Task objective:
Go through the data below and return each line where the string "true" appears.

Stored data
☆ ☆ ☆ ☆ ☆
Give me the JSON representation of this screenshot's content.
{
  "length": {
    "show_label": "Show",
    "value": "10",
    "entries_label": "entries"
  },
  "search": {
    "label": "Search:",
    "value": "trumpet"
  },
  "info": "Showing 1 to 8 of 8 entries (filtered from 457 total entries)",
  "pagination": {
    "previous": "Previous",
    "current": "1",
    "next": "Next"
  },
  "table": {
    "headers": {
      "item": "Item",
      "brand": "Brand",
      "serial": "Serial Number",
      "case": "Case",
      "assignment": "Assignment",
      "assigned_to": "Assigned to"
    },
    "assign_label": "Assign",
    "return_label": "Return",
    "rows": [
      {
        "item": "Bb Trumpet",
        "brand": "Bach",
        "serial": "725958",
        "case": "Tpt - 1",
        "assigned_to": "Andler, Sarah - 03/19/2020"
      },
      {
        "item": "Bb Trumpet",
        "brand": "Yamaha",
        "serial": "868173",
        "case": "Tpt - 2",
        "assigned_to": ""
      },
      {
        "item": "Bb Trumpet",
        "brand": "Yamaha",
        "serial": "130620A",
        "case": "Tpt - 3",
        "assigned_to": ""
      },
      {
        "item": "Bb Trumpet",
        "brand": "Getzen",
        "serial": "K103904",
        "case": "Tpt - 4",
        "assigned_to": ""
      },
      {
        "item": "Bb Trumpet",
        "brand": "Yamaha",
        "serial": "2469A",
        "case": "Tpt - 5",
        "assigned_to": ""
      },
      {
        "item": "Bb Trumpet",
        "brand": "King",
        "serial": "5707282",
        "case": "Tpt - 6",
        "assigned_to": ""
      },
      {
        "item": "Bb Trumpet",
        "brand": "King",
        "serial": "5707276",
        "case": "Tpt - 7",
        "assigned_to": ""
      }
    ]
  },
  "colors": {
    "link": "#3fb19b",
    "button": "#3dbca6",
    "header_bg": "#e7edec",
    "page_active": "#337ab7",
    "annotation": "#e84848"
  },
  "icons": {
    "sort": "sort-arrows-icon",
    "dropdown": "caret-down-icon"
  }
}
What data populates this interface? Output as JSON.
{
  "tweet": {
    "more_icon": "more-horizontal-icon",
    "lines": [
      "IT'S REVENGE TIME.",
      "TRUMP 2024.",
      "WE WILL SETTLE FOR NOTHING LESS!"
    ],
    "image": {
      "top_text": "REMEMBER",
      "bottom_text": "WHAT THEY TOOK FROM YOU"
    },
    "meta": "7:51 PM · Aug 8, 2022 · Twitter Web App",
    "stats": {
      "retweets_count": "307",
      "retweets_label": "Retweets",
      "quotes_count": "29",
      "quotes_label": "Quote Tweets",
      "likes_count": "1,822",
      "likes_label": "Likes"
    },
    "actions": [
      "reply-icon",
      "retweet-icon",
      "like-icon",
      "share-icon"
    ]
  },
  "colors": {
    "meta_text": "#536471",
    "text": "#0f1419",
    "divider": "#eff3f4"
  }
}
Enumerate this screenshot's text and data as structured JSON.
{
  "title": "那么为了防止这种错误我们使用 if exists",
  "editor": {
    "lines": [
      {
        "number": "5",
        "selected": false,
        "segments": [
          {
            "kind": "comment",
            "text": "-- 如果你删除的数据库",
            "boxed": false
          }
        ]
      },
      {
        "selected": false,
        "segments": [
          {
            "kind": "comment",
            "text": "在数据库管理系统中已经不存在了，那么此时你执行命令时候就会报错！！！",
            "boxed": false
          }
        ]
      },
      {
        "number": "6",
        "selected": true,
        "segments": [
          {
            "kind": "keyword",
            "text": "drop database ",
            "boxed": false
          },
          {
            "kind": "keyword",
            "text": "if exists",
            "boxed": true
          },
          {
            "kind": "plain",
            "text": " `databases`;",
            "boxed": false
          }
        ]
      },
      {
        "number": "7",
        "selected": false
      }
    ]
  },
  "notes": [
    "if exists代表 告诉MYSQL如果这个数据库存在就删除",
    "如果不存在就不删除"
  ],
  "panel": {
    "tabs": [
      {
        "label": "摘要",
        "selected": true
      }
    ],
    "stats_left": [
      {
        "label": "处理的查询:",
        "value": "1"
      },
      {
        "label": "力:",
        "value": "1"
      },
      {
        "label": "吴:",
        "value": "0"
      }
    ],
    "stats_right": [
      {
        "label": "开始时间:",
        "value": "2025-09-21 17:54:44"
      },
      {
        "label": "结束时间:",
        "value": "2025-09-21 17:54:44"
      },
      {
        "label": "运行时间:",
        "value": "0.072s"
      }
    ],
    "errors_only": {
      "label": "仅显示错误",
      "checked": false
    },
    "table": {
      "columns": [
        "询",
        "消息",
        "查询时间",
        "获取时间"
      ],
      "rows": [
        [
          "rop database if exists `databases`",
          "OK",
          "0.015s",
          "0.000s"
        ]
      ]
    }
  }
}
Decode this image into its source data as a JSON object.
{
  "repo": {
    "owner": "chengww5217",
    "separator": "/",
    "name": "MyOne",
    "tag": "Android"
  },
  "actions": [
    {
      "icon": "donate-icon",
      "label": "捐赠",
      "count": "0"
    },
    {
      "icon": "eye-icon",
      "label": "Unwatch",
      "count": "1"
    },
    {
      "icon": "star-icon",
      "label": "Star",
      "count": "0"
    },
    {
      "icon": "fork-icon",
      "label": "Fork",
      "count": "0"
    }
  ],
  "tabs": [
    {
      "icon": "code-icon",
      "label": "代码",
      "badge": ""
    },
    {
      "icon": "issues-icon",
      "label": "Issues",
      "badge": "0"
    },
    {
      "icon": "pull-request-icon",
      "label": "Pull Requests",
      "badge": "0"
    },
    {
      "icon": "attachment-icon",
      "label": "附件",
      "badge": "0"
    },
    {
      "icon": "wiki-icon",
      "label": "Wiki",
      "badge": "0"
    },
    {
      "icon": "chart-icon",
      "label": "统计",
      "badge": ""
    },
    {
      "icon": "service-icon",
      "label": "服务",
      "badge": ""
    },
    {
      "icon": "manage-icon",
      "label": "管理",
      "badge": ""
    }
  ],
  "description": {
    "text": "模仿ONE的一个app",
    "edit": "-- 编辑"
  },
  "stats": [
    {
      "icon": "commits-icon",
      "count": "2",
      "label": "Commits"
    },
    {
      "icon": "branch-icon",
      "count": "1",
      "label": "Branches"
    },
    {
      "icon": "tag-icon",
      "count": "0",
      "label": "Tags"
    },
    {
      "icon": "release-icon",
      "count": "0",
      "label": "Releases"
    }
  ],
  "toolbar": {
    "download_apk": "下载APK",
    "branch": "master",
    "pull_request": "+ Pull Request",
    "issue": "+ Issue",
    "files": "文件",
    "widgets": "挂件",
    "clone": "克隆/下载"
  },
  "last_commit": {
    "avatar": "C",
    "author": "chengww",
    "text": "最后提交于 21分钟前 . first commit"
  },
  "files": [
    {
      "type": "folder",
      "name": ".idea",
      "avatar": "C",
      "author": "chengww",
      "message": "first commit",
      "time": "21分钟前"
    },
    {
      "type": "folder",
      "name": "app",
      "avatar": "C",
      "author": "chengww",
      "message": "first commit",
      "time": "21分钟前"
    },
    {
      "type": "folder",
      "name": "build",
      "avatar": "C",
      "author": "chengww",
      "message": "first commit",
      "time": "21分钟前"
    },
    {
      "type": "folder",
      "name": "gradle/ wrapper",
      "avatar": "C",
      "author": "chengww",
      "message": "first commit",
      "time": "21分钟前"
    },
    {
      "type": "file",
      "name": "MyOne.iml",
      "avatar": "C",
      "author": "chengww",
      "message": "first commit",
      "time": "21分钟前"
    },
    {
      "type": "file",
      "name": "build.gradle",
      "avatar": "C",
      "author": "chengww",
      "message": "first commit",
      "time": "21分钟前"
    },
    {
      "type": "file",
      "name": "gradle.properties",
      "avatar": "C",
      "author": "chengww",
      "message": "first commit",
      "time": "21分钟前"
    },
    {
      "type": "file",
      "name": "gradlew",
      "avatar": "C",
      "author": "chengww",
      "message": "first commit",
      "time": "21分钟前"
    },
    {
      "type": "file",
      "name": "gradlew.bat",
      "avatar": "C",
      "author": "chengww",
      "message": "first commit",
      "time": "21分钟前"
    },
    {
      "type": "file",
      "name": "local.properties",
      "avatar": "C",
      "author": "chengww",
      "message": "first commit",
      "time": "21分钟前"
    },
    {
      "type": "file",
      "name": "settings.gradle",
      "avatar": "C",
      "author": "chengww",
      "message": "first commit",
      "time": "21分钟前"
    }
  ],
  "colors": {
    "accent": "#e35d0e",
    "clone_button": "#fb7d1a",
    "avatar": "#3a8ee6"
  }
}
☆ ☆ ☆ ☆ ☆
Written reply:
        "selected": true,
            "boxed": true
        "selected": true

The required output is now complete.